> _What to do_
Find the lines below in which the string "Scan" occurs. Copy each one.

> _The records_
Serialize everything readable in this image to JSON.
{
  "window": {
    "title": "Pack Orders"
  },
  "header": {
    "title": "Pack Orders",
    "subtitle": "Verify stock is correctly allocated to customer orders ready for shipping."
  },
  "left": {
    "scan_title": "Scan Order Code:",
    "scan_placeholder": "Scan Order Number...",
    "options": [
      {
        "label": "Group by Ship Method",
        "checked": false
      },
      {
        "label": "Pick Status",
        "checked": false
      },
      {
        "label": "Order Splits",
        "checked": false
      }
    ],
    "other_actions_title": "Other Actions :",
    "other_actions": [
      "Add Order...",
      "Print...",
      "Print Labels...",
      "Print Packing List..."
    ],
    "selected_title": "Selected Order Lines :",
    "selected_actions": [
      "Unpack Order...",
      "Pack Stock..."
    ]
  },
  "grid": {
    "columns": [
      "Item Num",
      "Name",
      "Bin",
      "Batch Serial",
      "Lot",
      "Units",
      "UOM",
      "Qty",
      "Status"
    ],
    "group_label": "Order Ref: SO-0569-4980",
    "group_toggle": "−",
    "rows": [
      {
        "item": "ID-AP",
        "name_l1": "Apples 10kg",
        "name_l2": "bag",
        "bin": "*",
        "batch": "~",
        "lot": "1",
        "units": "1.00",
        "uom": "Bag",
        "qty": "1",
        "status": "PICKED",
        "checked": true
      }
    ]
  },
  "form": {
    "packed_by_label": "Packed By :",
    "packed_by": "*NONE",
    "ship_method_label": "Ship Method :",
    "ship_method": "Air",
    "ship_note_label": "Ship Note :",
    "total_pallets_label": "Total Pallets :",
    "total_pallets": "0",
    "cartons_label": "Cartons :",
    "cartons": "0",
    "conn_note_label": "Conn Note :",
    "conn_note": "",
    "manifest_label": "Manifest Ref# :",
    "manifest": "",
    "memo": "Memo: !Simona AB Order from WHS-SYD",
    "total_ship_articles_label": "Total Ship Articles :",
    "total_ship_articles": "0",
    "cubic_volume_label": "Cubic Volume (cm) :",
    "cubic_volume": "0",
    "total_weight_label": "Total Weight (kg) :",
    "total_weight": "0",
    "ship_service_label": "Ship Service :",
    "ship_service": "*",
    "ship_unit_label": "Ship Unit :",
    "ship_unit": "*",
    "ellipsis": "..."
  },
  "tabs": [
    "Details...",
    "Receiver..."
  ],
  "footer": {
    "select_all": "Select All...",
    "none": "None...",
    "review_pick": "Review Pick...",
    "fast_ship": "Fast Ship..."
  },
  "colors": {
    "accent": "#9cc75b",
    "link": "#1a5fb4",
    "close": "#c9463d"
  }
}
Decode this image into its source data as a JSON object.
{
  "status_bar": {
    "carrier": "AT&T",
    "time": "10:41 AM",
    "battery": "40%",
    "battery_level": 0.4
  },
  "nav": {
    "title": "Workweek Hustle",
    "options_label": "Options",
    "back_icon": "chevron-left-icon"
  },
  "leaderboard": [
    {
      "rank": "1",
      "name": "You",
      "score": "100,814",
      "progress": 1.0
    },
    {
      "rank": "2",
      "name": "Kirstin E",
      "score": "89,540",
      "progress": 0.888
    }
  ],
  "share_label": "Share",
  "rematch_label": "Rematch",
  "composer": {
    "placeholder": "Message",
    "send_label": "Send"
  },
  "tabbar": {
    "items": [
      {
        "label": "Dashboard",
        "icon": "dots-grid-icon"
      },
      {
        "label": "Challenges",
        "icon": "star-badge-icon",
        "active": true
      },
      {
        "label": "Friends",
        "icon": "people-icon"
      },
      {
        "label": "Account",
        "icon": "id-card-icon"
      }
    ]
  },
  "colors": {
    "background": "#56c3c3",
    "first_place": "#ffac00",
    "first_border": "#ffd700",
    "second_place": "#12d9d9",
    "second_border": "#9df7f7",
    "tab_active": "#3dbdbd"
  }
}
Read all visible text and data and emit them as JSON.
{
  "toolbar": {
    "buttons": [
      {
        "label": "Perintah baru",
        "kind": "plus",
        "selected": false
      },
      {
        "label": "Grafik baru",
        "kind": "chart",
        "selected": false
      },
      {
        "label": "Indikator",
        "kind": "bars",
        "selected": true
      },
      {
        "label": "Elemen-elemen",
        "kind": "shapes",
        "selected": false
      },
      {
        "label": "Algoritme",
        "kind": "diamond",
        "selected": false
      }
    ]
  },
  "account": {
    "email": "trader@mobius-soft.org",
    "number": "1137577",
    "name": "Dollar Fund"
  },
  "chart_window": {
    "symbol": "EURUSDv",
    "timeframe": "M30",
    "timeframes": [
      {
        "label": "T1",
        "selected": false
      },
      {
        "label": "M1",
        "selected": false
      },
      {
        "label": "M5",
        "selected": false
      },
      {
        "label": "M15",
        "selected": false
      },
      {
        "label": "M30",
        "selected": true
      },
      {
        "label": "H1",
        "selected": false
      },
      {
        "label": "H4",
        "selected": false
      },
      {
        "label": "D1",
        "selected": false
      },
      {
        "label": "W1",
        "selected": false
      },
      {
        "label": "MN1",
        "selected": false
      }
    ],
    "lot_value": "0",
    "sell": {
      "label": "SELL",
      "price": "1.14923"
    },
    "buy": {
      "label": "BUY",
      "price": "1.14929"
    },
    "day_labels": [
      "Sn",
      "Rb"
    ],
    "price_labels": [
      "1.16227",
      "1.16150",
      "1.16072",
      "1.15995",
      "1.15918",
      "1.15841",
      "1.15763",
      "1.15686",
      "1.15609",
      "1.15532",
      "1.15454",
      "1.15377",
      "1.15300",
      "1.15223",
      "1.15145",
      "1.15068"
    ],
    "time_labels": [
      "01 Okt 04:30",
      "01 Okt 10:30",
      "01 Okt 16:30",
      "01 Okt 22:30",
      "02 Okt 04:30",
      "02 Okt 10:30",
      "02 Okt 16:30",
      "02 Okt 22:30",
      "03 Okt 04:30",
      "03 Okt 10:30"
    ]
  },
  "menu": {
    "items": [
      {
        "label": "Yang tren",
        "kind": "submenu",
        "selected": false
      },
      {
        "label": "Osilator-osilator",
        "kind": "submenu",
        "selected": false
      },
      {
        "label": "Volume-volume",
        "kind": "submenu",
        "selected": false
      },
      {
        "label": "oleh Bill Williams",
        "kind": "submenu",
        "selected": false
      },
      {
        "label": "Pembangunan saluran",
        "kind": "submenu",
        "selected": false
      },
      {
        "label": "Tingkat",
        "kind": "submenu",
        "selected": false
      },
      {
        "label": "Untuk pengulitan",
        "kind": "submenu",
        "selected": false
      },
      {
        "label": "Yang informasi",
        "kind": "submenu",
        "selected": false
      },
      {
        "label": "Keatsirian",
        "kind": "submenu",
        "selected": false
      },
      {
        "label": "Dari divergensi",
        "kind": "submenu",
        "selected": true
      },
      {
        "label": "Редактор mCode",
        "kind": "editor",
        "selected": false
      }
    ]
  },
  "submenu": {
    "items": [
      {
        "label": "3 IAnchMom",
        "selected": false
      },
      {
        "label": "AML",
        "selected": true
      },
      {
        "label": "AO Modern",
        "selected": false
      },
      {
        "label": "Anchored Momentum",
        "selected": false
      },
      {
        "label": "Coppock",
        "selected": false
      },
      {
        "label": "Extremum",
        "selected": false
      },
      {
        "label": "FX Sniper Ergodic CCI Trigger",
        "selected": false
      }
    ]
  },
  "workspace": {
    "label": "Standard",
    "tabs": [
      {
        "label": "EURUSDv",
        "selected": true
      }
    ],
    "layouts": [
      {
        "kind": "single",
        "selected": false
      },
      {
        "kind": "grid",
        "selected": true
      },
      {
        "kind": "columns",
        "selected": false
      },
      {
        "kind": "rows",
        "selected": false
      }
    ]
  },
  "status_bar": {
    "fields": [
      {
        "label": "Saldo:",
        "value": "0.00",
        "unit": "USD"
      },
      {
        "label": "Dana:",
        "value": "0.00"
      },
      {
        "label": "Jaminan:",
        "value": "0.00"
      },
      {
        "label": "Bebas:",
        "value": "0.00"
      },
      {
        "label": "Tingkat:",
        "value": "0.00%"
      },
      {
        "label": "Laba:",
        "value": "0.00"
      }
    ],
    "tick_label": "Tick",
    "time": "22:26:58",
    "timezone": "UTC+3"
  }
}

> _Response to the task_
    "scan_title": "Scan Order Code:",
    "scan_placeholder": "Scan Order Number...",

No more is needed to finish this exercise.